▶ WORK INSTRUCTION:
All entries are to be printed again exactly, with their images omitted.

### MATERIAL FOR THIS EXERCISE ###

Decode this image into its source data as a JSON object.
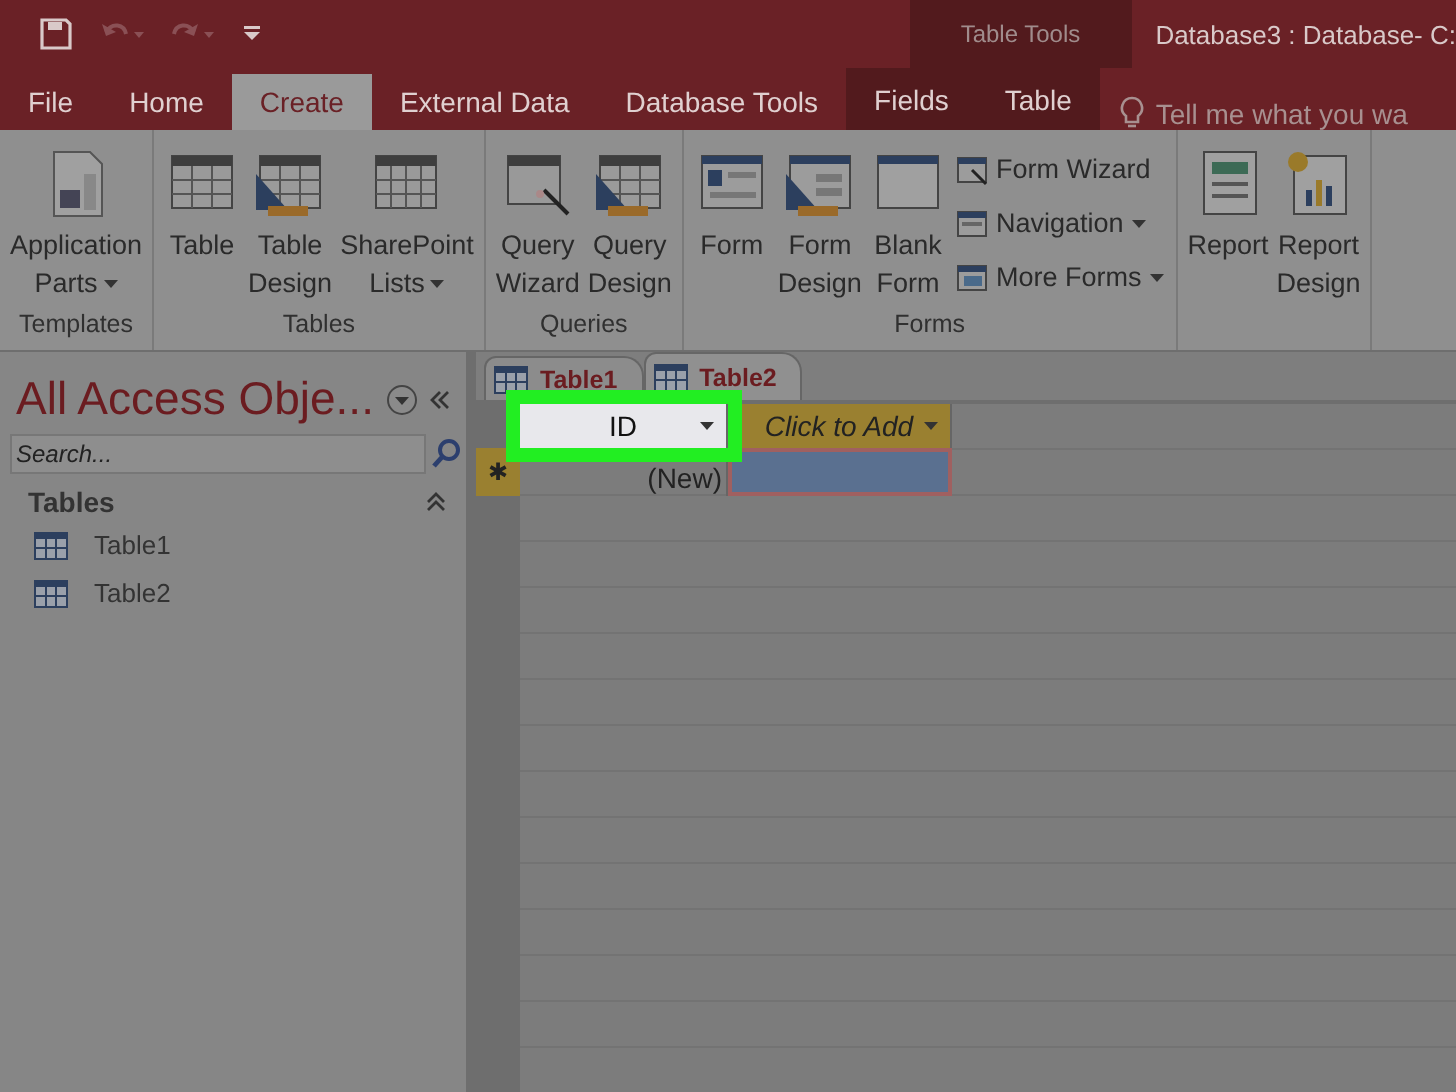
{
  "title_bar": {
    "context_label": "Table Tools",
    "title": "Database3 : Database- C:"
  },
  "tabs": [
    {
      "label": "File",
      "selected": false,
      "contextual": false
    },
    {
      "label": "Home",
      "selected": false,
      "contextual": false
    },
    {
      "label": "Create",
      "selected": true,
      "contextual": false
    },
    {
      "label": "External Data",
      "selected": false,
      "contextual": false
    },
    {
      "label": "Database Tools",
      "selected": false,
      "contextual": false
    },
    {
      "label": "Fields",
      "selected": false,
      "contextual": true
    },
    {
      "label": "Table",
      "selected": false,
      "contextual": true
    }
  ],
  "tell_me": {
    "placeholder": "Tell me what you wa"
  },
  "ribbon_groups": [
    {
      "label": "Templates",
      "commands": [
        {
          "kind": "large",
          "lines": [
            "Application",
            "Parts"
          ],
          "dropdown": true
        }
      ]
    },
    {
      "label": "Tables",
      "commands": [
        {
          "kind": "large",
          "lines": [
            "Table"
          ],
          "dropdown": false
        },
        {
          "kind": "large",
          "lines": [
            "Table",
            "Design"
          ],
          "dropdown": false
        },
        {
          "kind": "large",
          "lines": [
            "SharePoint",
            "Lists"
          ],
          "dropdown": true
        }
      ]
    },
    {
      "label": "Queries",
      "commands": [
        {
          "kind": "large",
          "lines": [
            "Query",
            "Wizard"
          ],
          "dropdown": false
        },
        {
          "kind": "large",
          "lines": [
            "Query",
            "Design"
          ],
          "dropdown": false
        }
      ]
    },
    {
      "label": "Forms",
      "commands": [
        {
          "kind": "large",
          "lines": [
            "Form"
          ],
          "dropdown": false
        },
        {
          "kind": "large",
          "lines": [
            "Form",
            "Design"
          ],
          "dropdown": false
        },
        {
          "kind": "large",
          "lines": [
            "Blank",
            "Form"
          ],
          "dropdown": false
        },
        {
          "kind": "small",
          "lines": [
            "Form Wizard"
          ],
          "dropdown": false
        },
        {
          "kind": "small",
          "lines": [
            "Navigation"
          ],
          "dropdown": true
        },
        {
          "kind": "small",
          "lines": [
            "More Forms"
          ],
          "dropdown": true
        }
      ]
    },
    {
      "commands": [
        {
          "kind": "large",
          "lines": [
            "Report"
          ],
          "dropdown": false
        },
        {
          "kind": "large",
          "lines": [
            "Report",
            "Design"
          ],
          "dropdown": false
        }
      ]
    }
  ],
  "nav_pane": {
    "title": "All Access Obje...",
    "search": {
      "placeholder": "Search..."
    },
    "section": {
      "label": "Tables",
      "expanded": true,
      "items": [
        {
          "label": "Table1"
        },
        {
          "label": "Table2"
        }
      ]
    }
  },
  "document_tabs": [
    {
      "label": "Table1",
      "selected": false
    },
    {
      "label": "Table2",
      "selected": true
    }
  ],
  "datasheet": {
    "columns": [
      {
        "label": "ID",
        "highlighted": true
      },
      {
        "label": "Click to Add",
        "highlighted": false
      }
    ],
    "new_row": {
      "marker": "✱",
      "cells": [
        {
          "text": "(New)",
          "selected": false
        },
        {
          "text": "",
          "selected": true
        }
      ]
    }
  }
}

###

▶ EXERCISE OUTPUT:
Decode this image into its source data as a JSON object.
{
  "title_bar": {
    "context_label": "Table Tools",
    "title": "Database3 : Database- C:"
  },
  "tabs": [
    {
      "label": "File",
      "selected": false,
      "contextual": false
    },
    {
      "label": "Home",
      "selected": false,
      "contextual": false
    },
    {
      "label": "Create",
      "selected": true,
      "contextual": false
    },
    {
      "label": "External Data",
      "selected": false,
      "contextual": false
    },
    {
      "label": "Database Tools",
      "selected": false,
      "contextual": false
    },
    {
      "label": "Fields",
      "selected": false,
      "contextual": true
    },
    {
      "label": "Table",
      "selected": false,
      "contextual": true
    }
  ],
  "tell_me": {
    "placeholder": "Tell me what you wa"
  },
  "ribbon_groups": [
    {
      "label": "Templates",
      "commands": [
        {
          "kind": "large",
          "lines": [
            "Application",
            "Parts"
          ],
          "dropdown": true
        }
      ]
    },
    {
      "label": "Tables",
      "commands": [
        {
          "kind": "large",
          "lines": [
            "Table"
          ],
          "dropdown": false
        },
        {
          "kind": "large",
          "lines": [
            "Table",
            "Design"
          ],
          "dropdown": false
        },
        {
          "kind": "large",
          "lines": [
            "SharePoint",
            "Lists"
          ],
          "dropdown": true
        }
      ]
    },
    {
      "label": "Queries",
      "commands": [
        {
          "kind": "large",
          "lines": [
            "Query",
            "Wizard"
          ],
          "dropdown": false
        },
        {
          "kind": "large",
          "lines": [
            "Query",
            "Design"
          ],
          "dropdown": false
        }
      ]
    },
    {
      "label": "Forms",
      "commands": [
        {
          "kind": "large",
          "lines": [
            "Form"
          ],
          "dropdown": false
        },
        {
          "kind": "large",
          "lines": [
            "Form",
            "Design"
          ],
          "dropdown": false
        },
        {
          "kind": "large",
          "lines": [
            "Blank",
            "Form"
          ],
          "dropdown": false
        },
        {
          "kind": "small",
          "lines": [
            "Form Wizard"
          ],
          "dropdown": false
        },
        {
          "kind": "small",
          "lines": [
            "Navigation"
          ],
          "dropdown": true
        },
        {
          "kind": "small",
          "lines": [
            "More Forms"
          ],
          "dropdown": true
        }
      ]
    },
    {
      "commands": [
        {
          "kind": "large",
          "lines": [
            "Report"
          ],
          "dropdown": false
        },
        {
          "kind": "large",
          "lines": [
            "Report",
            "Design"
          ],
          "dropdown": false
        }
      ]
    }
  ],
  "nav_pane": {
    "title": "All Access Obje...",
    "search": {
      "placeholder": "Search..."
    },
    "section": {
      "label": "Tables",
      "expanded": true,
      "items": [
        {
          "label": "Table1"
        },
        {
          "label": "Table2"
        }
      ]
    }
  },
  "document_tabs": [
    {
      "label": "Table1",
      "selected": false
    },
    {
      "label": "Table2",
      "selected": true
    }
  ],
  "datasheet": {
    "columns": [
      {
        "label": "ID",
        "highlighted": true
      },
      {
        "label": "Click to Add",
        "highlighted": false
      }
    ],
    "new_row": {
      "marker": "✱",
      "cells": [
        {
          "text": "(New)",
          "selected": false
        },
        {
          "text": "",
          "selected": true
        }
      ]
    }
  }
}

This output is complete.